Data records for software interfaces

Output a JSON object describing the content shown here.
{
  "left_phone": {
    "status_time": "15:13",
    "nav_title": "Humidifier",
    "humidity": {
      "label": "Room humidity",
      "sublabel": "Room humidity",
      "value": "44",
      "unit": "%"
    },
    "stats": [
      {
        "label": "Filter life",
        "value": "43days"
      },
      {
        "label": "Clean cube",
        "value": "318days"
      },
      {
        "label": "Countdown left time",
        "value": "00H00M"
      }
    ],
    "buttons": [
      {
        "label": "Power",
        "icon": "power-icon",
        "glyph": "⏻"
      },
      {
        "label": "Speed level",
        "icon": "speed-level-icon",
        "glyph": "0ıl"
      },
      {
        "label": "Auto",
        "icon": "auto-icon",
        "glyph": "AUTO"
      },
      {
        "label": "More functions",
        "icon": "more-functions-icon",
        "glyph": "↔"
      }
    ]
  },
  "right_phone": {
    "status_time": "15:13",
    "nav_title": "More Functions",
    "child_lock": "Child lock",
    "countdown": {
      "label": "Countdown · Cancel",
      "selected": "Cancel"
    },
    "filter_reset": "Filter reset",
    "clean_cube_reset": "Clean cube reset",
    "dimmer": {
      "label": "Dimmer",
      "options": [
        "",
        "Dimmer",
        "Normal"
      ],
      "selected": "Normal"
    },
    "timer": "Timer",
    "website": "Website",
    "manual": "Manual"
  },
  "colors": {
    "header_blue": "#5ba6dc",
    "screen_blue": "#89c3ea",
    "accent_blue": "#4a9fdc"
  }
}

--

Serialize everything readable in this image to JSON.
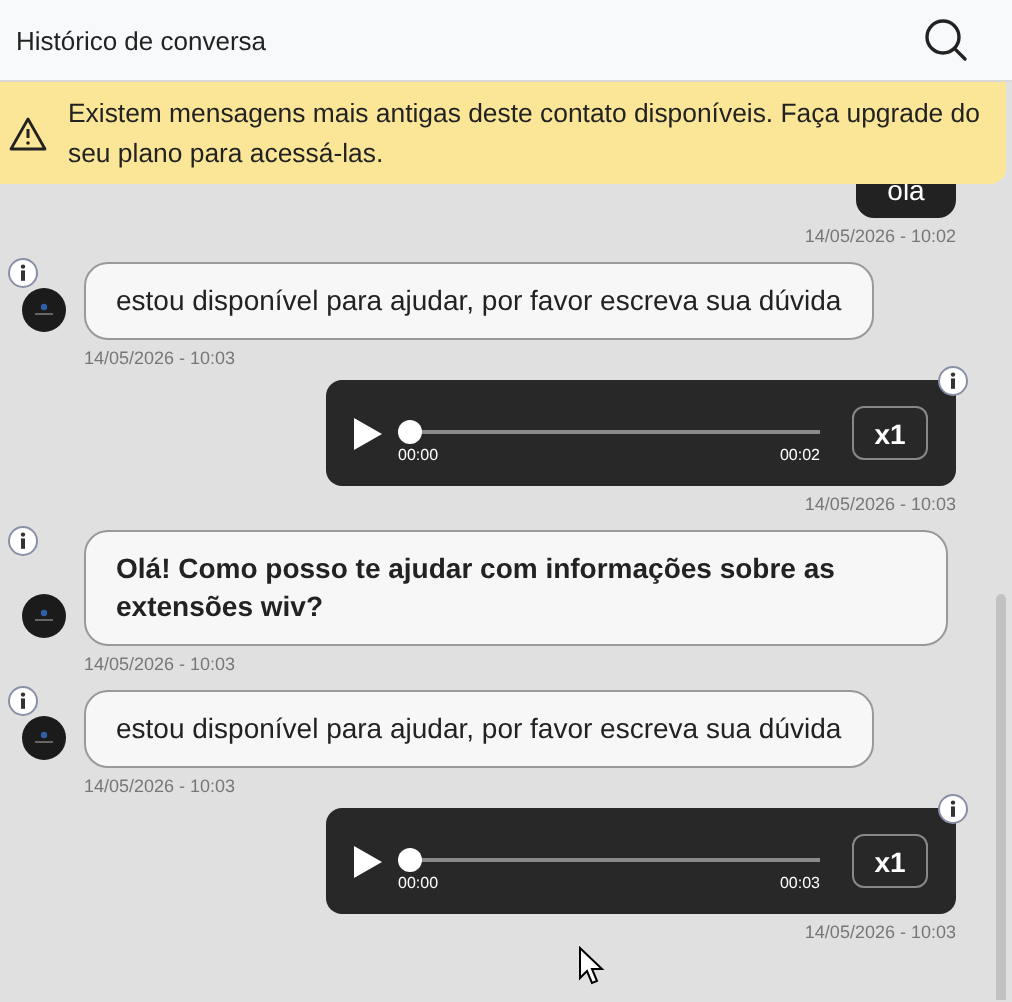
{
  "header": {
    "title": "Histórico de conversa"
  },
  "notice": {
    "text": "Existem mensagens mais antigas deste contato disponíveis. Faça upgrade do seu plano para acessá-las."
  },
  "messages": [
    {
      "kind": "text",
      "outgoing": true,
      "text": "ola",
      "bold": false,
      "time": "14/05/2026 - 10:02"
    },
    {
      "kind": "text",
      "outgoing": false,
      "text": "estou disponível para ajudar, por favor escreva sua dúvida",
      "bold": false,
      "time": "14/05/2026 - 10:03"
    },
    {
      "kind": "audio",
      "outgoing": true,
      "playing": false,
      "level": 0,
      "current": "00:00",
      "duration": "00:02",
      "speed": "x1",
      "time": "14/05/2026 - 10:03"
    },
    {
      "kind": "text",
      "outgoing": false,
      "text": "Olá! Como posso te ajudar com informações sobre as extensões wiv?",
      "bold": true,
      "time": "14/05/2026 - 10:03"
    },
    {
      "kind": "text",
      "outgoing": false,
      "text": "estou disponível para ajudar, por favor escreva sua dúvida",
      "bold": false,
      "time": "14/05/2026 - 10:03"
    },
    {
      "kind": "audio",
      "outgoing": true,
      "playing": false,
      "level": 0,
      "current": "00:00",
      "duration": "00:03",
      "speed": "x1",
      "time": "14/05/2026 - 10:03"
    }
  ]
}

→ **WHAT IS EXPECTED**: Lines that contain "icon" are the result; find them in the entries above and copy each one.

→ **RESPONSE AREA**:
        "icon": "power-icon",
        "icon": "speed-level-icon",
        "icon": "auto-icon",
        "icon": "more-functions-icon",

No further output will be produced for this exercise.